    Last edited: Aug 11, 2015
  20. lenshacker

    lenshacker Veteran

    Nov 21, 2014
    Digital Only?

    If anyone bought a DCS100 when new, they have me beat for store-bought Digital cameras.
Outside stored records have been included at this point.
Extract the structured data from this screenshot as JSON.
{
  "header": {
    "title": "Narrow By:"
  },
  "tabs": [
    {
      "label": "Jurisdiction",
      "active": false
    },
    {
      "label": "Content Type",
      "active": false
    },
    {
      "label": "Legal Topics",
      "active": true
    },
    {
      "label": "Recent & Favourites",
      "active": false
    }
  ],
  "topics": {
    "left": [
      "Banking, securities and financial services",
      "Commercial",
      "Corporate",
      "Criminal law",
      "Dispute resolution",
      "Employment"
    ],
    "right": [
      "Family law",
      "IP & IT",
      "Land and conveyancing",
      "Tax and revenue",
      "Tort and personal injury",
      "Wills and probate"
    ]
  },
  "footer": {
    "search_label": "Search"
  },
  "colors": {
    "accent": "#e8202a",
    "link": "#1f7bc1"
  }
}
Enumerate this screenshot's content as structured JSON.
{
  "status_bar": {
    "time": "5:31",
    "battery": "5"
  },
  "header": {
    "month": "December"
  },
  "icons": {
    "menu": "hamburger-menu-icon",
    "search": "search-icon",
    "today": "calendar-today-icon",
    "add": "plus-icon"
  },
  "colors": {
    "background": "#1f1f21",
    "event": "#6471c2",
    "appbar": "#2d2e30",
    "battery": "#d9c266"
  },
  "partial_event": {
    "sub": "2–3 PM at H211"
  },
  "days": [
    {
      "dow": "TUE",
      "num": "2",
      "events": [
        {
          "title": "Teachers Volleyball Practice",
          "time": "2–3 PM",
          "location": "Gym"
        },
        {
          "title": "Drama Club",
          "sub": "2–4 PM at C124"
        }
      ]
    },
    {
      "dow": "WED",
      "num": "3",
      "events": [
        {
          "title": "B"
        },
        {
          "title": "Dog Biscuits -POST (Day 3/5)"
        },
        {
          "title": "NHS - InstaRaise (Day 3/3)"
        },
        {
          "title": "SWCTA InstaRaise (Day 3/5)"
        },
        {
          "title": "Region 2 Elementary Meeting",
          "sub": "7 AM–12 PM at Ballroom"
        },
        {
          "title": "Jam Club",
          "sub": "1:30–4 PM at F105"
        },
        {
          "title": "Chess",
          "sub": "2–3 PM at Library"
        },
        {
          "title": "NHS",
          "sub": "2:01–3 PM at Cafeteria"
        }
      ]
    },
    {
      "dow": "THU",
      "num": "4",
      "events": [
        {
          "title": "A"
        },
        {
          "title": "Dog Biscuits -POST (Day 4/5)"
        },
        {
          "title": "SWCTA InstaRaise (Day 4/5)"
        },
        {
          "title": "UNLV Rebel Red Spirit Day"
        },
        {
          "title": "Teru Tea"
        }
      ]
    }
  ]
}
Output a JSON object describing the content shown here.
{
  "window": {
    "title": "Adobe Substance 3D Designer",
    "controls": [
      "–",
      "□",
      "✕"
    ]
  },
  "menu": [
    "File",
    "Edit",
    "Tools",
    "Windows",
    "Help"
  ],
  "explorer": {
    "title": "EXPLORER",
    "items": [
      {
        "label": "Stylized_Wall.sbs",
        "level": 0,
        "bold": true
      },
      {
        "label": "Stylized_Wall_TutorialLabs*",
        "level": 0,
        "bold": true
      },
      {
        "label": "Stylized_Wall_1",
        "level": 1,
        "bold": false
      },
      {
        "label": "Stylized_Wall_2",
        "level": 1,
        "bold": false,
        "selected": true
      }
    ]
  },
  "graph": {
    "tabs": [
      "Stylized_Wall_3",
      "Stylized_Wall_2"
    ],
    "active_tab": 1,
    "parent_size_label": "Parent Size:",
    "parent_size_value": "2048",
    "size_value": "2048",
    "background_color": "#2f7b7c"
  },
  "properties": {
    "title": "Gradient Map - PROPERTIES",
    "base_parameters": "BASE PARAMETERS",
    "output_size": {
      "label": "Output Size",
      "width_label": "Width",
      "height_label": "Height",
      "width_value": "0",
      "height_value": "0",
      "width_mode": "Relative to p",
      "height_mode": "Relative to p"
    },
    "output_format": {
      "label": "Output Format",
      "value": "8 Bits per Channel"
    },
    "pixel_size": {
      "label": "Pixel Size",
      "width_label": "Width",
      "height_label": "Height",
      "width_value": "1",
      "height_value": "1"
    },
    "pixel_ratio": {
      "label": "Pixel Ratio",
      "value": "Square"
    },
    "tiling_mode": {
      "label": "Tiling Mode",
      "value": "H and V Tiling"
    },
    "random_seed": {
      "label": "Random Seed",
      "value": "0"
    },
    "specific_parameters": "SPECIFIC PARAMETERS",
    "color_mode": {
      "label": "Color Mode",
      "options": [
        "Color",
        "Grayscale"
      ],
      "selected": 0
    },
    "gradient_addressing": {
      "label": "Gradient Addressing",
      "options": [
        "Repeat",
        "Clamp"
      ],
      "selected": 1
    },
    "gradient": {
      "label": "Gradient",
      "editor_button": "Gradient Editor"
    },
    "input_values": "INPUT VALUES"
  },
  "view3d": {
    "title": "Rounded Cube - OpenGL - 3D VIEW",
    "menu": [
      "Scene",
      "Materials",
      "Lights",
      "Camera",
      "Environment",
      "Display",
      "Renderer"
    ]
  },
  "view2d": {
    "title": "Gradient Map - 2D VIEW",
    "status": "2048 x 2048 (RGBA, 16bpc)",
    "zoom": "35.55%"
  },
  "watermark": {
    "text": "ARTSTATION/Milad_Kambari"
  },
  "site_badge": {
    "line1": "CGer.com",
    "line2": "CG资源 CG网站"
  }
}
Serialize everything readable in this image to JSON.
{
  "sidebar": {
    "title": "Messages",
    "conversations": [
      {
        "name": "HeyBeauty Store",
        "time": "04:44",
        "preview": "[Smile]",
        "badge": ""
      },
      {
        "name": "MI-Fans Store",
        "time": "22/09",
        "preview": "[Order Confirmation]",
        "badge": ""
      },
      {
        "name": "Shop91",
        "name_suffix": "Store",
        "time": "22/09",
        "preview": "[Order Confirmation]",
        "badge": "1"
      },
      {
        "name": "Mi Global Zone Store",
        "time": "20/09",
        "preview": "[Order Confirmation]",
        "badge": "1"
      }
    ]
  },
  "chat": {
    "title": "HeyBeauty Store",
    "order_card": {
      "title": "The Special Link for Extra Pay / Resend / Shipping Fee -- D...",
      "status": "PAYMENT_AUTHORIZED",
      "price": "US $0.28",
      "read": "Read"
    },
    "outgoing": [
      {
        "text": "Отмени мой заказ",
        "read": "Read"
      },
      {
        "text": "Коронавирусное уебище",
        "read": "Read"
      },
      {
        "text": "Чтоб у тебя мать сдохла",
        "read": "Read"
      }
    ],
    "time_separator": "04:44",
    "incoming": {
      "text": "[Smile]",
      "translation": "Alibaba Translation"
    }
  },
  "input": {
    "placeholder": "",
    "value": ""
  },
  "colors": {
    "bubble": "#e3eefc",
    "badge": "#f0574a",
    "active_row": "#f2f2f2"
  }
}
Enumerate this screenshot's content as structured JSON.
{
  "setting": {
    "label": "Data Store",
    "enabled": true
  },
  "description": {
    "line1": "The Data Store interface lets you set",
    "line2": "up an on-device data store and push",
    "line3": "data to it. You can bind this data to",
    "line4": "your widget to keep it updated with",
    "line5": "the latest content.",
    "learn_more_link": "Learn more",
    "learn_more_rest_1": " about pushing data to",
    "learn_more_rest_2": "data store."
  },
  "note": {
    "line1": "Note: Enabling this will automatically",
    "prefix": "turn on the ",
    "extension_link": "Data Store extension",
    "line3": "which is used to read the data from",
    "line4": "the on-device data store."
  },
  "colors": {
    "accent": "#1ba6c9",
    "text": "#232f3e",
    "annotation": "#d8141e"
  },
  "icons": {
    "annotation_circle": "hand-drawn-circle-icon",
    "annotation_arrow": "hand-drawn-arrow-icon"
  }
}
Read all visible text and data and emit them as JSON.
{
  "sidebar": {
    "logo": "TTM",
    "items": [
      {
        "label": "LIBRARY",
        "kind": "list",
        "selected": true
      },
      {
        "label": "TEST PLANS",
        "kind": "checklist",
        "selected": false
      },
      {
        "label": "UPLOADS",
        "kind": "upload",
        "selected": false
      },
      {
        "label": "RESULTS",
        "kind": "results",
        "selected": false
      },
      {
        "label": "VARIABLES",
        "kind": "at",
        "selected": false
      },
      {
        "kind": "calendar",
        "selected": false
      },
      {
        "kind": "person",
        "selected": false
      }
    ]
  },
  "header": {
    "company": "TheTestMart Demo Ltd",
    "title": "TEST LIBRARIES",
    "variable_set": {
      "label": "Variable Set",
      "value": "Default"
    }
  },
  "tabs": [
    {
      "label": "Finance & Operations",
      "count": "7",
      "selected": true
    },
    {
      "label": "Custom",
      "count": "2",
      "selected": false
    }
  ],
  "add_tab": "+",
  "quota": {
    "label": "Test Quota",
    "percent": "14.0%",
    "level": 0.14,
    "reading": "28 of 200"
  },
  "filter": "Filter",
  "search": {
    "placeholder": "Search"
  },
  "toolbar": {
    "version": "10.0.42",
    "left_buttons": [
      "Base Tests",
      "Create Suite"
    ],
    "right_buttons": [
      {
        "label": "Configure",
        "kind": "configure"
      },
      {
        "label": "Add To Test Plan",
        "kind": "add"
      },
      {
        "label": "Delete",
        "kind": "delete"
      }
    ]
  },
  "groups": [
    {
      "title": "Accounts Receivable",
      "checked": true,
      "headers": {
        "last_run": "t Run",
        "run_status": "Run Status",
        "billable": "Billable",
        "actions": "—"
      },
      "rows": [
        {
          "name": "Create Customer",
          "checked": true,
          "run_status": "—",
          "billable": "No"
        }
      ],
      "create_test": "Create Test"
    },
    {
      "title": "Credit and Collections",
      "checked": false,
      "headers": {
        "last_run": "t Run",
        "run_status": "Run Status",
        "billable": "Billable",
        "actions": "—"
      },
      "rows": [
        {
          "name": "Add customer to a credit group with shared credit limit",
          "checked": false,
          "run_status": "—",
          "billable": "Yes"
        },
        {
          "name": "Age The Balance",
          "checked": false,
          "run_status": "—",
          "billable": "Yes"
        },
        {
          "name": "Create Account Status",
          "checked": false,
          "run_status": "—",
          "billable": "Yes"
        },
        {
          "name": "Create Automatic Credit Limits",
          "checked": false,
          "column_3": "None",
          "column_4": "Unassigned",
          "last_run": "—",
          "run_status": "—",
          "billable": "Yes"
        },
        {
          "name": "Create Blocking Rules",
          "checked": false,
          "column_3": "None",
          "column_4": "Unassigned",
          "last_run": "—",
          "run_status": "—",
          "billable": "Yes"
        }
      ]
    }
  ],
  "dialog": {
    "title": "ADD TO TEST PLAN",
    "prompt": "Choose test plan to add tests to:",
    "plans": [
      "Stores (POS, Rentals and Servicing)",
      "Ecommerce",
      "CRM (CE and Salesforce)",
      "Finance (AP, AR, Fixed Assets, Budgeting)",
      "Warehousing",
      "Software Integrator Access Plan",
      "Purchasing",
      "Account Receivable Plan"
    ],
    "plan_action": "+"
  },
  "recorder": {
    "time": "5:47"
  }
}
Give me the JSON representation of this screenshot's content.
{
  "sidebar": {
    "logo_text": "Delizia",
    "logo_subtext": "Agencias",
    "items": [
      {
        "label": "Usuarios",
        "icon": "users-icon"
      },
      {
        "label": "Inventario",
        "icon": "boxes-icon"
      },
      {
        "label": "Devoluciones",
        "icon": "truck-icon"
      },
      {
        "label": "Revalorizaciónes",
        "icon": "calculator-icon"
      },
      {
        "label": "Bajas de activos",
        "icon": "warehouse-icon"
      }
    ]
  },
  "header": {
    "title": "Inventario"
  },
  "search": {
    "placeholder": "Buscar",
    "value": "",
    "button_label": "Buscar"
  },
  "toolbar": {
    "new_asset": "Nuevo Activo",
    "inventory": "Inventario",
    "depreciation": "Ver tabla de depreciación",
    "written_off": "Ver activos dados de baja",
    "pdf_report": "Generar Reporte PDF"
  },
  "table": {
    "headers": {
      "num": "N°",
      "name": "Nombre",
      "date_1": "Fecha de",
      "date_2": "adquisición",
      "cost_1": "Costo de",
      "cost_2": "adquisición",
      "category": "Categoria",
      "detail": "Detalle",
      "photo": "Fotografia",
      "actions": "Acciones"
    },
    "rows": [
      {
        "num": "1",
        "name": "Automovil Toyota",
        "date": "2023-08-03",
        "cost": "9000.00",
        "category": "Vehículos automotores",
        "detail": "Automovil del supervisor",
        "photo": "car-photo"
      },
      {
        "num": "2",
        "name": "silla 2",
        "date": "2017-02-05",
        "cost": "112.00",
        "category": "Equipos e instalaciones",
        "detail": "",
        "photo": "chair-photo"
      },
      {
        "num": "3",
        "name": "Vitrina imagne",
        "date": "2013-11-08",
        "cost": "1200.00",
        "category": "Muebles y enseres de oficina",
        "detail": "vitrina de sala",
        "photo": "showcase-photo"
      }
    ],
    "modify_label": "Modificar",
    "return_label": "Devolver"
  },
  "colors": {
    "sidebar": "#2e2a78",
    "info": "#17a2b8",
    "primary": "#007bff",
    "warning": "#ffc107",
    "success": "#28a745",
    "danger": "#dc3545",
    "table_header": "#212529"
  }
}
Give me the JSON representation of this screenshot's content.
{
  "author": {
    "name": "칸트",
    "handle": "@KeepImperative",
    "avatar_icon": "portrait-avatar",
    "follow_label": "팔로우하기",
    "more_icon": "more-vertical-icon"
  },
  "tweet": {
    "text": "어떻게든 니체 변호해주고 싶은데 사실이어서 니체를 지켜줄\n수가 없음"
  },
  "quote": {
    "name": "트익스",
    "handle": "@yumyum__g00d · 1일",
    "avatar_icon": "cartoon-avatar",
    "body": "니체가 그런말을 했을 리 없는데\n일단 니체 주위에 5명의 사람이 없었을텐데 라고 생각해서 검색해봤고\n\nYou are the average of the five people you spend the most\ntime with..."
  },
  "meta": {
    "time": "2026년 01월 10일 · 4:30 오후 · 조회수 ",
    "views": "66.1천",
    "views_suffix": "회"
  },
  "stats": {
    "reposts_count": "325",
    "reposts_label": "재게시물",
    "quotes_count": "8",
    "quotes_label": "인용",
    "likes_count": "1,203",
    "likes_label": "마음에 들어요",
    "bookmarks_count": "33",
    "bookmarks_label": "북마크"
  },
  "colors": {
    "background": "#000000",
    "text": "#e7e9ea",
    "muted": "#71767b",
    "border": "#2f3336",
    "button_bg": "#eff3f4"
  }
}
Before the DCS200ir: Two-Color Digital Infrared Sensor, 1981 and second generation Two-color Infrared Sensor: 1984. I did the digital data acquisition system and the image processing software for them.

    Ones that were "not cheap"
    Kodak DCS200ir (1993, $12,400 for the body, spent $17K with lenses and accessories)
    Kodak DCS200c
    Kodak DC50
    Kodak DC120
    Kodak DCS420c
    Nikon E3 (An early DSLR, "full-frame" using reduction optics)
    Nikon D1
    Nikon D1x
    Leica M8
    Olympus EP2
    Olympus EP2 full-spectrum modified
    Leica M9
    Olympus EPL1
    Leica M Monochrom
    Olympus EPM1
    Nikon Df

    Little P&S cameras
    Kodak C810(? 8MPixel P&S)
    Ricoh CX-1
    Nikon Coolpix L10
    Last edited: Aug 11, 2015